**DIRECTIONS FOR THIS TASK:** When you repeat the entries below, keep each word exactly as it is and drop the pictures.

⟨

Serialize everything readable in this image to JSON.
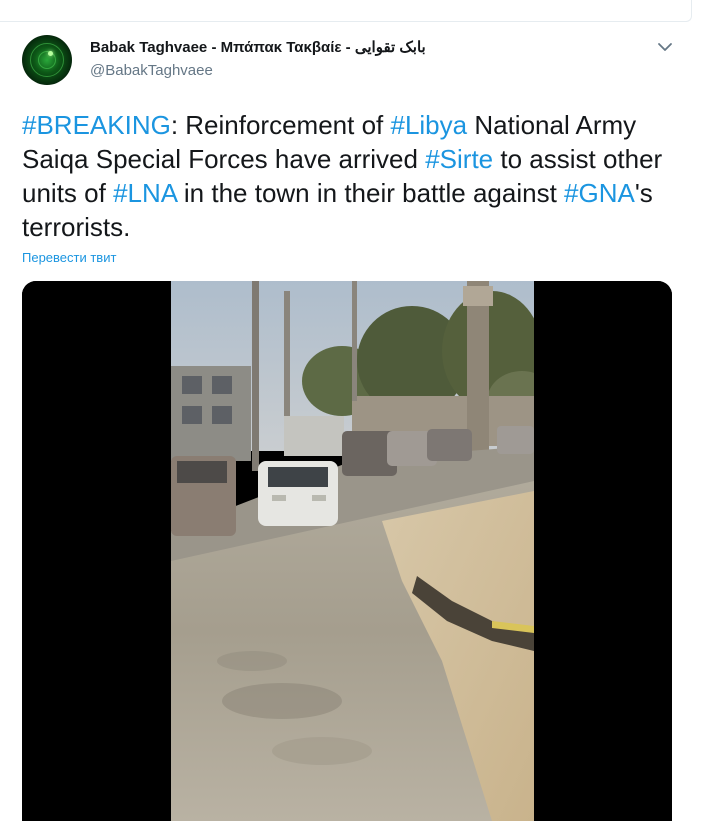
{
  "author": {
    "display_name": "Babak Taghvaee - Μπάπακ Τακβαίε - بابک تقوایی",
    "handle": "@BabakTaghvaee"
  },
  "tweet": {
    "segments": [
      {
        "text": "#BREAKING",
        "is_hashtag": true
      },
      {
        "text": ": Reinforcement of ",
        "is_hashtag": false
      },
      {
        "text": "#Libya",
        "is_hashtag": true
      },
      {
        "text": " National Army Saiqa Special Forces have arrived ",
        "is_hashtag": false
      },
      {
        "text": "#Sirte",
        "is_hashtag": true
      },
      {
        "text": " to assist other units of ",
        "is_hashtag": false
      },
      {
        "text": "#LNA",
        "is_hashtag": true
      },
      {
        "text": " in the town in their battle against ",
        "is_hashtag": false
      },
      {
        "text": "#GNA",
        "is_hashtag": true
      },
      {
        "text": "'s terrorists.",
        "is_hashtag": false
      }
    ],
    "translate_label": "Перевести твит"
  },
  "media": {
    "type": "video",
    "description_icon": "video-thumbnail"
  },
  "colors": {
    "hashtag": "#1b95e0",
    "text": "#14171a",
    "secondary": "#657786"
  },
  "icons": {
    "more": "chevron-down-icon"
  }
}
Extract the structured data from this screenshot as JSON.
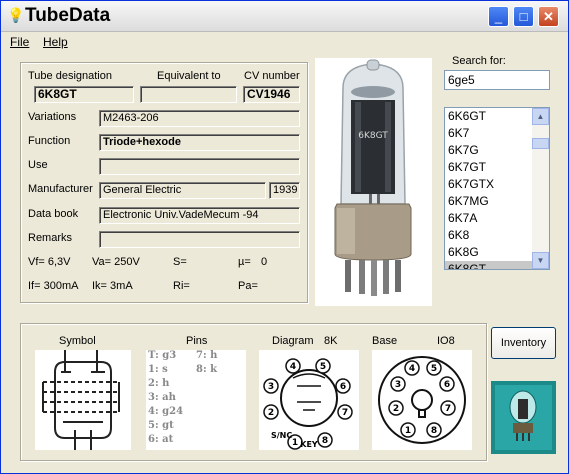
{
  "window": {
    "title": "TubeData"
  },
  "titlebar": {
    "minimize": "_",
    "maximize": "□",
    "close": "✕"
  },
  "menu": {
    "file": "File",
    "help": "Help"
  },
  "labels": {
    "tube_designation": "Tube designation",
    "equivalent_to": "Equivalent to",
    "cv_number": "CV number",
    "variations": "Variations",
    "function": "Function",
    "use": "Use",
    "manufacturer": "Manufacturer",
    "data_book": "Data book",
    "remarks": "Remarks",
    "search_for": "Search for:",
    "symbol": "Symbol",
    "pins": "Pins",
    "diagram": "Diagram",
    "base": "Base"
  },
  "fields": {
    "tube_designation": "6K8GT",
    "equivalent_to": "",
    "cv_number": "CV1946",
    "variations": "M2463-206",
    "function": "Triode+hexode",
    "use": "",
    "manufacturer": "General Electric",
    "year": "1939",
    "data_book": "Electronic Univ.VadeMecum -94",
    "remarks": ""
  },
  "params": {
    "vf": "Vf= 6,3V",
    "va": "Va= 250V",
    "s": "S=",
    "mu": "µ=",
    "mu_val": "0",
    "if": "If= 300mA",
    "ik": "Ik= 3mA",
    "ri": "Ri=",
    "pa": "Pa="
  },
  "search": {
    "value": "6ge5"
  },
  "tube_list": {
    "items": [
      "6K6GT",
      "6K7",
      "6K7G",
      "6K7GT",
      "6K7GTX",
      "6K7MG",
      "6K7A",
      "6K8",
      "6K8G",
      "6K8GT"
    ],
    "selected": "6K8GT"
  },
  "photo": {
    "tube_print": "6K8GT"
  },
  "pins_list": [
    "T: g3",
    "1: s",
    "2: h",
    "3: ah",
    "4: g24",
    "5: gt",
    "6: at",
    "7: h",
    "8: k"
  ],
  "diagram": {
    "code": "8K",
    "pin_numbers": [
      "1",
      "2",
      "3",
      "4",
      "5",
      "6",
      "7",
      "8"
    ],
    "key_label": "KEY",
    "snc_label": "S/NC"
  },
  "base": {
    "code": "IO8",
    "pin_numbers": [
      "1",
      "2",
      "3",
      "4",
      "5",
      "6",
      "7",
      "8"
    ]
  },
  "buttons": {
    "inventory": "Inventory"
  },
  "colors": {
    "titlebar_text": "#000000",
    "accent": "#0831d9",
    "close": "#c4421e"
  }
}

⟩

**REPLY TO THE TASK:**
Serialize everything readable in this image to JSON.
{
  "author": {
    "display_name": "Babak Taghvaee - Μπάπακ Τακβαίε - بابک تقوایی",
    "handle": "@BabakTaghvaee"
  },
  "tweet": {
    "segments": [
      {
        "text": "#BREAKING",
        "is_hashtag": true
      },
      {
        "text": ": Reinforcement of ",
        "is_hashtag": false
      },
      {
        "text": "#Libya",
        "is_hashtag": true
      },
      {
        "text": " National Army Saiqa Special Forces have arrived ",
        "is_hashtag": false
      },
      {
        "text": "#Sirte",
        "is_hashtag": true
      },
      {
        "text": " to assist other units of ",
        "is_hashtag": false
      },
      {
        "text": "#LNA",
        "is_hashtag": true
      },
      {
        "text": " in the town in their battle against ",
        "is_hashtag": false
      },
      {
        "text": "#GNA",
        "is_hashtag": true
      },
      {
        "text": "'s terrorists.",
        "is_hashtag": false
      }
    ],
    "translate_label": "Перевести твит"
  },
  "media": {
    "type": "video",
    "description_icon": "video-thumbnail"
  },
  "colors": {
    "hashtag": "#1b95e0",
    "text": "#14171a",
    "secondary": "#657786"
  },
  "icons": {
    "more": "chevron-down-icon"
  }
}
Extract the structured data from this screenshot as JSON.
{
  "window": {
    "title": "TubeData"
  },
  "titlebar": {
    "minimize": "_",
    "maximize": "□",
    "close": "✕"
  },
  "menu": {
    "file": "File",
    "help": "Help"
  },
  "labels": {
    "tube_designation": "Tube designation",
    "equivalent_to": "Equivalent to",
    "cv_number": "CV number",
    "variations": "Variations",
    "function": "Function",
    "use": "Use",
    "manufacturer": "Manufacturer",
    "data_book": "Data book",
    "remarks": "Remarks",
    "search_for": "Search for:",
    "symbol": "Symbol",
    "pins": "Pins",
    "diagram": "Diagram",
    "base": "Base"
  },
  "fields": {
    "tube_designation": "6K8GT",
    "equivalent_to": "",
    "cv_number": "CV1946",
    "variations": "M2463-206",
    "function": "Triode+hexode",
    "use": "",
    "manufacturer": "General Electric",
    "year": "1939",
    "data_book": "Electronic Univ.VadeMecum -94",
    "remarks": ""
  },
  "params": {
    "vf": "Vf= 6,3V",
    "va": "Va= 250V",
    "s": "S=",
    "mu": "µ=",
    "mu_val": "0",
    "if": "If= 300mA",
    "ik": "Ik= 3mA",
    "ri": "Ri=",
    "pa": "Pa="
  },
  "search": {
    "value": "6ge5"
  },
  "tube_list": {
    "items": [
      "6K6GT",
      "6K7",
      "6K7G",
      "6K7GT",
      "6K7GTX",
      "6K7MG",
      "6K7A",
      "6K8",
      "6K8G",
      "6K8GT"
    ],
    "selected": "6K8GT"
  },
  "photo": {
    "tube_print": "6K8GT"
  },
  "pins_list": [
    "T: g3",
    "1: s",
    "2: h",
    "3: ah",
    "4: g24",
    "5: gt",
    "6: at",
    "7: h",
    "8: k"
  ],
  "diagram": {
    "code": "8K",
    "pin_numbers": [
      "1",
      "2",
      "3",
      "4",
      "5",
      "6",
      "7",
      "8"
    ],
    "key_label": "KEY",
    "snc_label": "S/NC"
  },
  "base": {
    "code": "IO8",
    "pin_numbers": [
      "1",
      "2",
      "3",
      "4",
      "5",
      "6",
      "7",
      "8"
    ]
  },
  "buttons": {
    "inventory": "Inventory"
  },
  "colors": {
    "titlebar_text": "#000000",
    "accent": "#0831d9",
    "close": "#c4421e"
  }
}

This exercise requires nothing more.